The Vampires kiss stars Nicolas Cage in his most crazies rolls ever as Peter Loew the publishing executive turned vampire! If you have never seen Vampires Kiss, you need stop what you are doing and go watch it now! It’s simply the most bizarre film, and that’s what makes it great. Peter Loew is just completely insane crazy. You See, Peter THINKS he’s a vampire, but your never really too sure if he is or not. And it’s this concept that makes the film a joy to watch. Peter runs around shouting and hissing at people on the street, wearing a pair of plastic vampire teeth and generally being an ass to everyone . But the film takes a dark turn as he takes his fantasies to the extreme and he tries to indulge his vampire lusts. Its dark, funny and Cage is hilarious.
Peter makes my list because he’s the craziest and most entertaining vampire out there. If you were looking for a fun adult vampire movie, then The Vampires Kiss is the one for you.
Did your favorite vampire make my list? Let me know on twitter or facebook!
If you walk into a costume store today and looked at a Vampire costume, you’ll see the familiar cape and suit once worn on stage way back in 1927. Such is Lugosi’s legacy! Bloody Marvellous!
Lets explore the films with the most interesting and noteworthy film credits to grace the silver screen
Sink your teeth into a treasure trove of details from this fang filled cult classic
Step Inside the Nightmare!
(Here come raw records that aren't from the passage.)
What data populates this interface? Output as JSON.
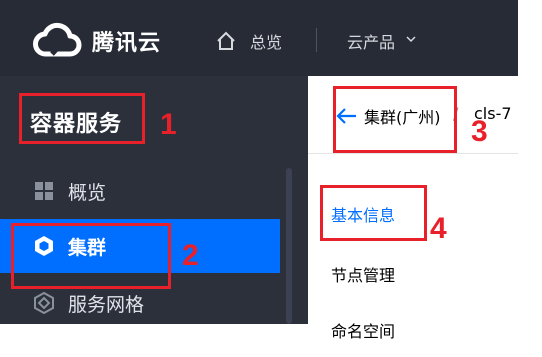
{
  "topbar": {
    "brand": "腾讯云",
    "overview": "总览",
    "products": "云产品"
  },
  "sidebar": {
    "title": "容器服务",
    "items": [
      {
        "label": "概览",
        "icon": "grid-icon"
      },
      {
        "label": "集群",
        "icon": "cluster-icon"
      },
      {
        "label": "服务网格",
        "icon": "mesh-icon"
      }
    ]
  },
  "main": {
    "breadcrumb": {
      "cluster": "集群(广州)",
      "separator": "/",
      "cluster_id": "cls-7"
    },
    "tabs": [
      {
        "label": "基本信息"
      },
      {
        "label": "节点管理"
      },
      {
        "label": "命名空间"
      }
    ]
  },
  "annotations": [
    "1",
    "2",
    "3",
    "4"
  ],
  "colors": {
    "topbar_bg": "#262b36",
    "sidebar_bg": "#2b303b",
    "accent": "#006eff",
    "annotation": "#e8202a"
  }
}
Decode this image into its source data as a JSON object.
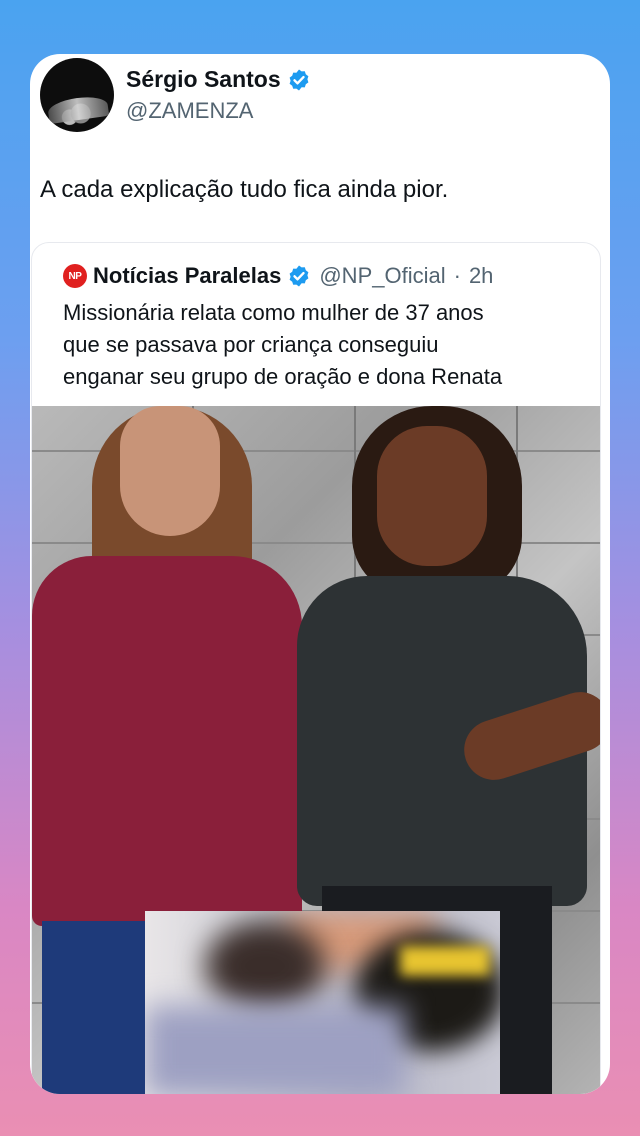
{
  "tweet": {
    "author_name": "Sérgio Santos",
    "author_handle": "@ZAMENZA",
    "verified": true,
    "text": "A cada explicação tudo fica ainda pior."
  },
  "quoted_tweet": {
    "logo_text": "NP",
    "author_name": "Notícias Paralelas",
    "verified": true,
    "author_handle": "@NP_Oficial",
    "separator": "·",
    "time": "2h",
    "text_lines": [
      "Missionária relata como mulher de 37 anos",
      "que se passava por criança conseguiu",
      "enganar seu grupo de oração e dona Renata"
    ]
  },
  "colors": {
    "verified_blue": "#1d9bf0",
    "np_red": "#e0201f",
    "background_top": "#4aa3f0",
    "background_bottom": "#ea8fb3"
  },
  "icons": {
    "verified": "verified-badge-icon",
    "np_logo": "np-logo-icon"
  }
}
Here’s a terrifying list of houses from horror films sure to creep you out
Sink your teeth into a treasure trove of details from this fang filled cult classic
We look at the fan made creations inspired by Tobe Hooper’s horror classic Salem’s Lot
Looking at the horror films that were woefully misguided
The Definitive Guide To The Count’s Cinematic History
A list of blood chilling vampires names from Film, TV, Comics and Books.